After establishing his sole rule, Thutmes III also began a series of military campaigns in western Asia and deep into Nubia, which were badly needed to maintain Egypt’s authority abroad. A substantial number of texts inscribed in temples throughout Egypt described his military activities. There was extensive building activity in Thutmes III’s reign and he erected scores of temples throughout Egypt and Nubia. At Thebes, he made extensive additions to the Temple of Amen at Karnak, built a superbly decorated processional temple at Dayr al Bahri, and enlarged the Amen temple at Madinat Habu.
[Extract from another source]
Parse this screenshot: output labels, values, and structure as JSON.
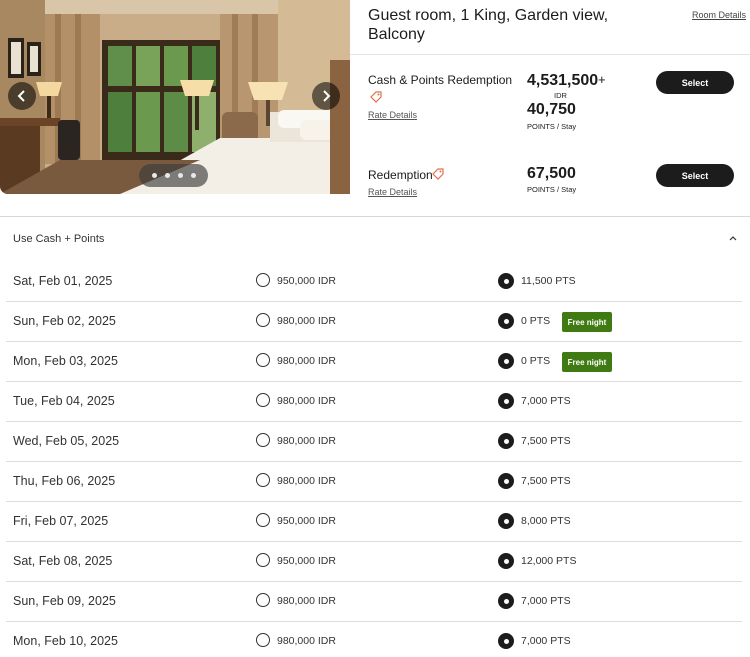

His own tomb was dug in the Valley of the Kings (KV 34). He also ordered a tomb for his chief wife Hatshepsut-Meryet-Ra (KV 42) and commissioned a new sarcophagus in KV 38 for the reburial of his grandfather, Thutmes I. Officials at the court of Thutmes III were buried in Theban tombs that displayed some of the New Kingdom’s finest and most informative scenes. The tomb of his vizier Rekhmira (TT 100), for example, has elegant scenes of daily life, craftsmen, and banquets, and lengthy texts that describe the duties of the vizier. The reign of Thutmes III is considered one of ancient Egypt’s most active and successful and he became the subject of a long-lived religious cult in the New Kingdom.